Lutheranism: People perform good works to obey God, not to earn a reward in the afterlife. Faith leads to reward in the afterlife, and going to heaven is God’s gift, not something that can be earned. The Bible is the source of authority on Christian beliefs. People get together in churches and celebrate masses (very similar to Catholic ones), where they participate Holy Communion, and baptism, but none of the other Catholic sacraments, arguing that these were the only two sacraments mentioned in the Bible. Masses also include bible readings, and singing. Mass is in German, or whatever the native language is. Priests can marry.
Calvinism: Founded on the beliefs of John Calvin, a French humanist. Calvinists believe that God chooses an “elect” group of people to go to Heaven. Everyone else is doomed to an eternity in hell no matter what they do. God knows in advance who will end up where…a belief called “predestination.” We know the elect by their good works, but they are not doing the works to earn salvation, they are doing them through the grace of God (a potentially confusing distinction…it makes sense if you start with Luther’s attack on works.) Calvinism has a strict code of personal conduct; no singing, dancing, card playing, strong drink or fancy clothes. The Bible is the source of all authority, and the state needs to reflect Biblical law in its laws.
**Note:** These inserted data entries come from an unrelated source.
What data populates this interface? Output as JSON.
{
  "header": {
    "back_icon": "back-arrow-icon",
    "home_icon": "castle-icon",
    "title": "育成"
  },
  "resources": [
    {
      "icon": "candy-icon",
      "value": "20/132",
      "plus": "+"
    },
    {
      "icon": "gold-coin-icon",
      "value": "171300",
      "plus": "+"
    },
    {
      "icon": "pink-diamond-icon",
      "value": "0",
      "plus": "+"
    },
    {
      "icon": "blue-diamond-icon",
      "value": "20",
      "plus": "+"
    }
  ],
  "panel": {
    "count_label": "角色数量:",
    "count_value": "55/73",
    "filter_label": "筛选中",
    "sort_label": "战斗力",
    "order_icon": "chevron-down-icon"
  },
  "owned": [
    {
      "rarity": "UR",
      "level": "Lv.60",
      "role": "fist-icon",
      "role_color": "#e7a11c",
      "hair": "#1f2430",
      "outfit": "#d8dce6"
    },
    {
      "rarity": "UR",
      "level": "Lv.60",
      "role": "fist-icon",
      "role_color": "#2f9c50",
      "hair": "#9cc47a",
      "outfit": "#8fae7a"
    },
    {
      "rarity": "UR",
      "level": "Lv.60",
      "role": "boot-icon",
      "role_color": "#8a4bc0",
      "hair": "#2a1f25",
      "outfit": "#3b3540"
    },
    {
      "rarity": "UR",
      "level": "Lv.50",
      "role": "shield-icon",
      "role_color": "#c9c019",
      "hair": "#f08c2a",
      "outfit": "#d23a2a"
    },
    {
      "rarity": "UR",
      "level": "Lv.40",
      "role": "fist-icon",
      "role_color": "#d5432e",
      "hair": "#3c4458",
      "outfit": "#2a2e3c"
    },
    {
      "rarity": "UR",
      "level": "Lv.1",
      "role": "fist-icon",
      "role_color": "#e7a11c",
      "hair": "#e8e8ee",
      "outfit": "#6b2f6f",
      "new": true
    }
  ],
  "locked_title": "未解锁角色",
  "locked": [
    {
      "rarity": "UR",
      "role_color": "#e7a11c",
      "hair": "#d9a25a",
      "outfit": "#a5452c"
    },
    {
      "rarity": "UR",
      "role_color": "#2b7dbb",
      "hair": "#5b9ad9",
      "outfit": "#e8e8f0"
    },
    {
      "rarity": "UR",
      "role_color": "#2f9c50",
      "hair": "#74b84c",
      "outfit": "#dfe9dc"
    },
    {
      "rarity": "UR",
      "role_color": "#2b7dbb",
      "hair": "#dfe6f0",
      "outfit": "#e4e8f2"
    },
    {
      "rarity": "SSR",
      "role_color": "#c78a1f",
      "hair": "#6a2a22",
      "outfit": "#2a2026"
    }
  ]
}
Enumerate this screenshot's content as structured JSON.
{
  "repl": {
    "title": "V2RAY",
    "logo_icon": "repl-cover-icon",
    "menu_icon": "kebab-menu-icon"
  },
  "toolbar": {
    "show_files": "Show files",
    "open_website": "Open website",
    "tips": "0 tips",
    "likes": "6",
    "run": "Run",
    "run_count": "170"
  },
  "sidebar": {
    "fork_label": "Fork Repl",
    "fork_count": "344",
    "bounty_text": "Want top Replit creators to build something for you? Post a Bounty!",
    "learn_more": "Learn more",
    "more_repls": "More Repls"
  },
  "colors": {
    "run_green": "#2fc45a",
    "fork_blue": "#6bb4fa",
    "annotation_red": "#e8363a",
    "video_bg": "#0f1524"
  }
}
Anglicanism. Founded when Henry VIII broke away from Rome to marry Anne Boleyn. In some ways, Henry simply took the existing Catholic Church in England and replaced it with a homegrown leader, keeping the hierarchical structure of church leadership and, of course, the buildings. Like Catholics, Anglicans believe that Baptism erases original sin, but like Protestants they believe that people need to have faith, and do not have to do good works. Anglicans also believe in each family making choices about its private religious life. While they believe that the Bible is the ultimate authority, they also believe that the monarch and the Archbishop of Canterbury, the leading religious figure, are in charge of interpreting it.